WORK INSTRUCTION
This task requires every entry to be set down again exactly.

LISTED ENTRIES

———

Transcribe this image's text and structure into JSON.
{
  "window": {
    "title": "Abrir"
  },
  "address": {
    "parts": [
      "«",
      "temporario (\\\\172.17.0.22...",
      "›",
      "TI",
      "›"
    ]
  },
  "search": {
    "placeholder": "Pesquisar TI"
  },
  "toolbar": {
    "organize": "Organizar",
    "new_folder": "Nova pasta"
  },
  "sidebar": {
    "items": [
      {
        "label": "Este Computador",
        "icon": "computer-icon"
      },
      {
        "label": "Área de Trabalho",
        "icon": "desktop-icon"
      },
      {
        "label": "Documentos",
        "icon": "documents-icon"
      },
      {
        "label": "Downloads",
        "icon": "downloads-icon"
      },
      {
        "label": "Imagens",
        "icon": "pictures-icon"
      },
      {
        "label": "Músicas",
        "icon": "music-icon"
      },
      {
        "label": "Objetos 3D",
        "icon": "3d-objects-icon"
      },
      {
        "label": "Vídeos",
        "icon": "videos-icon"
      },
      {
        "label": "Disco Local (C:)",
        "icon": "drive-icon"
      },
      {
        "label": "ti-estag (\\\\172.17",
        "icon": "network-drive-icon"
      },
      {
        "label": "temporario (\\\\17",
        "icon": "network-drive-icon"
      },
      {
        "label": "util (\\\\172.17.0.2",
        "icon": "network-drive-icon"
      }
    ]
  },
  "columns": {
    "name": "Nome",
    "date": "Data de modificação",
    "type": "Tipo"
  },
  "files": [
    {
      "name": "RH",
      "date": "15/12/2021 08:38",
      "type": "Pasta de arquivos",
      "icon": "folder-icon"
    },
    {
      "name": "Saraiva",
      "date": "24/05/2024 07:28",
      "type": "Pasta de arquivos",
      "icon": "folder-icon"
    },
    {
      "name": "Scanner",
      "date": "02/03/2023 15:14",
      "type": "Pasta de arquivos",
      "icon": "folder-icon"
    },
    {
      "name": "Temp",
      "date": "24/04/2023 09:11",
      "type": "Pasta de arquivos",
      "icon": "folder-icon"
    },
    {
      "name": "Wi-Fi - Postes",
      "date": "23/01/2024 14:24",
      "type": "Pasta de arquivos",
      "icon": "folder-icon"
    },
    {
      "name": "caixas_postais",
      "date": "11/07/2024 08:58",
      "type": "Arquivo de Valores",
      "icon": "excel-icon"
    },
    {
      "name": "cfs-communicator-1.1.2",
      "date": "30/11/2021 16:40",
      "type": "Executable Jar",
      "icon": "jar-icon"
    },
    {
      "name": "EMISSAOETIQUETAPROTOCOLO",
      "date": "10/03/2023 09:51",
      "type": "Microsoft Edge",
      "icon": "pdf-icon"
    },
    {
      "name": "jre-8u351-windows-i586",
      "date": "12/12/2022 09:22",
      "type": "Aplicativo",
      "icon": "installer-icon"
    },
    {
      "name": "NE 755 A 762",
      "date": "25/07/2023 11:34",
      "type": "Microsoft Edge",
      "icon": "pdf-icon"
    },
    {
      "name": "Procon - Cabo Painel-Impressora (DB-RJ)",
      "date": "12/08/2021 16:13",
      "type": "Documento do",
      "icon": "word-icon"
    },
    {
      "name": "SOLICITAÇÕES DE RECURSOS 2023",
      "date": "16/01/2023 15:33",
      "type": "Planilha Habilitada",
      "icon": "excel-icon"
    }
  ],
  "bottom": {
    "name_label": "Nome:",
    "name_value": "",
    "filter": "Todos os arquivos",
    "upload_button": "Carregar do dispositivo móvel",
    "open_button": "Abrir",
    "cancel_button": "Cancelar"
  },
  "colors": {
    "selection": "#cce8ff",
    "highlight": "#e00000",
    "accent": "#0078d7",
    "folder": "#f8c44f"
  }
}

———

SOLUTION
Transcribe this image's text and structure into JSON.
{
  "window": {
    "title": "Abrir"
  },
  "address": {
    "parts": [
      "«",
      "temporario (\\\\172.17.0.22...",
      "›",
      "TI",
      "›"
    ]
  },
  "search": {
    "placeholder": "Pesquisar TI"
  },
  "toolbar": {
    "organize": "Organizar",
    "new_folder": "Nova pasta"
  },
  "sidebar": {
    "items": [
      {
        "label": "Este Computador",
        "icon": "computer-icon"
      },
      {
        "label": "Área de Trabalho",
        "icon": "desktop-icon"
      },
      {
        "label": "Documentos",
        "icon": "documents-icon"
      },
      {
        "label": "Downloads",
        "icon": "downloads-icon"
      },
      {
        "label": "Imagens",
        "icon": "pictures-icon"
      },
      {
        "label": "Músicas",
        "icon": "music-icon"
      },
      {
        "label": "Objetos 3D",
        "icon": "3d-objects-icon"
      },
      {
        "label": "Vídeos",
        "icon": "videos-icon"
      },
      {
        "label": "Disco Local (C:)",
        "icon": "drive-icon"
      },
      {
        "label": "ti-estag (\\\\172.17",
        "icon": "network-drive-icon"
      },
      {
        "label": "temporario (\\\\17",
        "icon": "network-drive-icon"
      },
      {
        "label": "util (\\\\172.17.0.2",
        "icon": "network-drive-icon"
      }
    ]
  },
  "columns": {
    "name": "Nome",
    "date": "Data de modificação",
    "type": "Tipo"
  },
  "files": [
    {
      "name": "RH",
      "date": "15/12/2021 08:38",
      "type": "Pasta de arquivos",
      "icon": "folder-icon"
    },
    {
      "name": "Saraiva",
      "date": "24/05/2024 07:28",
      "type": "Pasta de arquivos",
      "icon": "folder-icon"
    },
    {
      "name": "Scanner",
      "date": "02/03/2023 15:14",
      "type": "Pasta de arquivos",
      "icon": "folder-icon"
    },
    {
      "name": "Temp",
      "date": "24/04/2023 09:11",
      "type": "Pasta de arquivos",
      "icon": "folder-icon"
    },
    {
      "name": "Wi-Fi - Postes",
      "date": "23/01/2024 14:24",
      "type": "Pasta de arquivos",
      "icon": "folder-icon"
    },
    {
      "name": "caixas_postais",
      "date": "11/07/2024 08:58",
      "type": "Arquivo de Valores",
      "icon": "excel-icon"
    },
    {
      "name": "cfs-communicator-1.1.2",
      "date": "30/11/2021 16:40",
      "type": "Executable Jar",
      "icon": "jar-icon"
    },
    {
      "name": "EMISSAOETIQUETAPROTOCOLO",
      "date": "10/03/2023 09:51",
      "type": "Microsoft Edge",
      "icon": "pdf-icon"
    },
    {
      "name": "jre-8u351-windows-i586",
      "date": "12/12/2022 09:22",
      "type": "Aplicativo",
      "icon": "installer-icon"
    },
    {
      "name": "NE 755 A 762",
      "date": "25/07/2023 11:34",
      "type": "Microsoft Edge",
      "icon": "pdf-icon"
    },
    {
      "name": "Procon - Cabo Painel-Impressora (DB-RJ)",
      "date": "12/08/2021 16:13",
      "type": "Documento do",
      "icon": "word-icon"
    },
    {
      "name": "SOLICITAÇÕES DE RECURSOS 2023",
      "date": "16/01/2023 15:33",
      "type": "Planilha Habilitada",
      "icon": "excel-icon"
    }
  ],
  "bottom": {
    "name_label": "Nome:",
    "name_value": "",
    "filter": "Todos os arquivos",
    "upload_button": "Carregar do dispositivo móvel",
    "open_button": "Abrir",
    "cancel_button": "Cancelar"
  },
  "colors": {
    "selection": "#cce8ff",
    "highlight": "#e00000",
    "accent": "#0078d7",
    "folder": "#f8c44f"
  }
}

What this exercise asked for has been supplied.